[[ DATASET open ]]

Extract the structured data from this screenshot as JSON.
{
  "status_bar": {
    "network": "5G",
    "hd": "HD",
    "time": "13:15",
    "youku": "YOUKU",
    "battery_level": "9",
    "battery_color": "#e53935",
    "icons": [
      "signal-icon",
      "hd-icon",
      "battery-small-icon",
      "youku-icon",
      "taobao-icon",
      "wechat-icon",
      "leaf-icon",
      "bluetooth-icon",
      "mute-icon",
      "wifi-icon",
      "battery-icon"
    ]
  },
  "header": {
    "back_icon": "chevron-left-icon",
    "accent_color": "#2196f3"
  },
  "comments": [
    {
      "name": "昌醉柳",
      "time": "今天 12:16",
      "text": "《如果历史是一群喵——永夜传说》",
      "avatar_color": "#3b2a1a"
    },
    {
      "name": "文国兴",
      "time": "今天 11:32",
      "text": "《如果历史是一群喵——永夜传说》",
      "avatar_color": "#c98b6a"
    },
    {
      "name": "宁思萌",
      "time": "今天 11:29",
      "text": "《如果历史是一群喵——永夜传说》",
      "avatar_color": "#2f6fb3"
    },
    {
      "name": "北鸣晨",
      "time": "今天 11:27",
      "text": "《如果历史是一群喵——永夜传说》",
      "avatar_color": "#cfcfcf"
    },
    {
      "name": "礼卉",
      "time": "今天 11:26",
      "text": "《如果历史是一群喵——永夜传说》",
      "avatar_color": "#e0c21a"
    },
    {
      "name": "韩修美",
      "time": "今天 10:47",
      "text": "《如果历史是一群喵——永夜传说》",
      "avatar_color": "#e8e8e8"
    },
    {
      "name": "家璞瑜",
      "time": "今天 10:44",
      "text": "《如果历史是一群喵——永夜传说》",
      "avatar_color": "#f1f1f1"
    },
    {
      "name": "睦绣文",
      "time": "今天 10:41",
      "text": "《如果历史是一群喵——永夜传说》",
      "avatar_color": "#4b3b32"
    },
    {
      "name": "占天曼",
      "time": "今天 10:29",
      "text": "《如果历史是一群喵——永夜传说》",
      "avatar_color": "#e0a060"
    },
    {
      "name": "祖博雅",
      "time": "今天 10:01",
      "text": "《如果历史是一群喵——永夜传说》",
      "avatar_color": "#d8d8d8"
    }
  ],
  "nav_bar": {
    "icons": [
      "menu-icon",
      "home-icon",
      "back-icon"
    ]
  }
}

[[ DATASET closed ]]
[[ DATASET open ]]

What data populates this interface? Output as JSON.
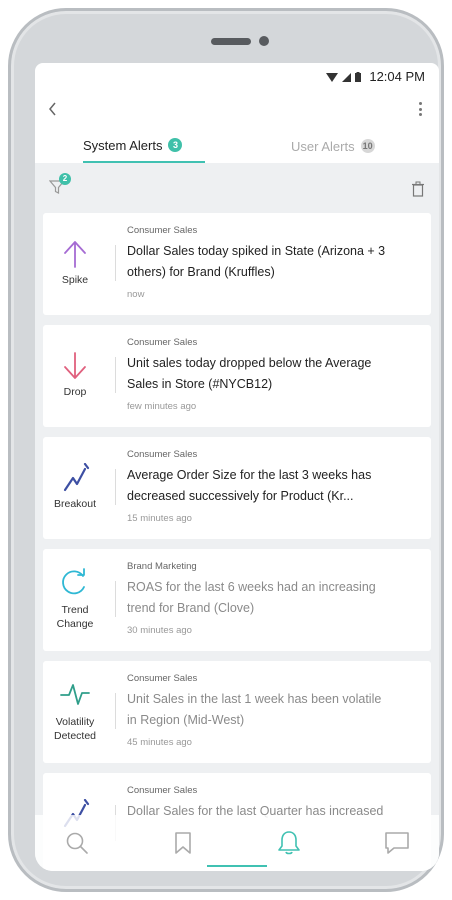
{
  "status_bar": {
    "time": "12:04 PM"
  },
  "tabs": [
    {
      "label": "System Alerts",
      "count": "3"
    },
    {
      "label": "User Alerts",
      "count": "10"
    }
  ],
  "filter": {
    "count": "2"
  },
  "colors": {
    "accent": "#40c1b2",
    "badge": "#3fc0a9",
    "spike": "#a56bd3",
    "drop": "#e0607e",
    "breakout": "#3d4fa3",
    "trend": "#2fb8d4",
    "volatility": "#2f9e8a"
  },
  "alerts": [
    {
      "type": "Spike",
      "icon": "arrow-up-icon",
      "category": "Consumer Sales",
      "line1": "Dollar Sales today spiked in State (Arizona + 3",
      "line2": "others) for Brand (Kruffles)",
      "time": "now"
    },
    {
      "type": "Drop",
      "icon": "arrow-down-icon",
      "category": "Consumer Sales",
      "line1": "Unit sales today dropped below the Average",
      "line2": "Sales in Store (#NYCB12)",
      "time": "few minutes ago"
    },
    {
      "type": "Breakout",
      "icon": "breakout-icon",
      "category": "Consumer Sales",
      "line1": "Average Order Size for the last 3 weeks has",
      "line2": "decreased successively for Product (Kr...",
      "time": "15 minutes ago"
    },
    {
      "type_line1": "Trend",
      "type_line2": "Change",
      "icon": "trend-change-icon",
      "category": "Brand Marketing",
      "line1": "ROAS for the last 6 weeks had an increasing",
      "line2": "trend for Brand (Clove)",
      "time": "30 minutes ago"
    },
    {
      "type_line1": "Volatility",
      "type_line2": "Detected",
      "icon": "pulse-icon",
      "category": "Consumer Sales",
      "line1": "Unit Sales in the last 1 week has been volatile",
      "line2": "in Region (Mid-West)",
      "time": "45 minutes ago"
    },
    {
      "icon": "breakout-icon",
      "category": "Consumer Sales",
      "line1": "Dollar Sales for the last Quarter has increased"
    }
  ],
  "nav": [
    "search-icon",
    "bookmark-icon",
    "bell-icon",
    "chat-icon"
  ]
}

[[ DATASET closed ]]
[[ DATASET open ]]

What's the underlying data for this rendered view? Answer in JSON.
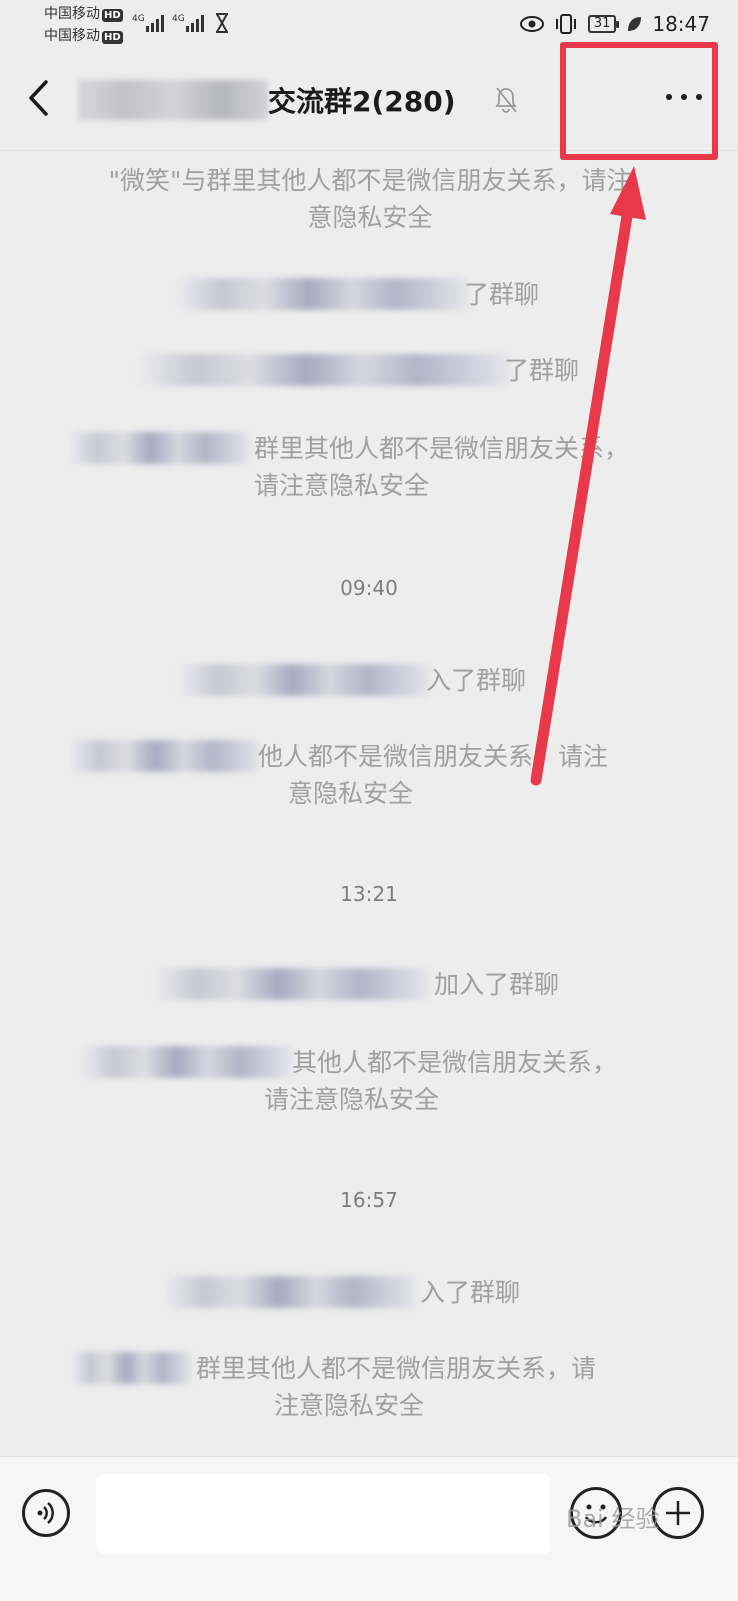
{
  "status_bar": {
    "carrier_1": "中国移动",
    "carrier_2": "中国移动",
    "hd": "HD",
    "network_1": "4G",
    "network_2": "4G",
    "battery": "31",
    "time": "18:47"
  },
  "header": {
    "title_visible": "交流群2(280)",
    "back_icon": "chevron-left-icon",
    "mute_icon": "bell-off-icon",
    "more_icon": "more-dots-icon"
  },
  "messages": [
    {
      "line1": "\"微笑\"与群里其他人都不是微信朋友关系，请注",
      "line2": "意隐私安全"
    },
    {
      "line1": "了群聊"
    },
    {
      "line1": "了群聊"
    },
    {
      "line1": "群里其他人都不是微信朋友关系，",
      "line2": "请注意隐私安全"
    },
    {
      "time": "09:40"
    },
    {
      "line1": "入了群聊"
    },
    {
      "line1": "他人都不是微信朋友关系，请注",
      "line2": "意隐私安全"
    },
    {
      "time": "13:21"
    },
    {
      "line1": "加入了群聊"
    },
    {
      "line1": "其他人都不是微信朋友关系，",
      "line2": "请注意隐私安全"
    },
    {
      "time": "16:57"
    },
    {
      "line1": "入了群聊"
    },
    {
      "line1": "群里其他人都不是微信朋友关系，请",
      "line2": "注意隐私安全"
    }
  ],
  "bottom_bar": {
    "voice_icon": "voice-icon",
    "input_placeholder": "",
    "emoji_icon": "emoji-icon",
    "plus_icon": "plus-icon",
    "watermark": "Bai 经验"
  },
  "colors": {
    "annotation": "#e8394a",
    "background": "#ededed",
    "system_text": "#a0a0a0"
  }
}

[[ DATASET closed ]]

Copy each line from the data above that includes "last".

*WRITTEN RESPONSE*
      "line1": "Average Order Size for the last 3 weeks has",
      "line1": "ROAS for the last 6 weeks had an increasing",
      "line1": "Unit Sales in the last 1 week has been volatile",
      "line1": "Dollar Sales for the last Quarter has increased"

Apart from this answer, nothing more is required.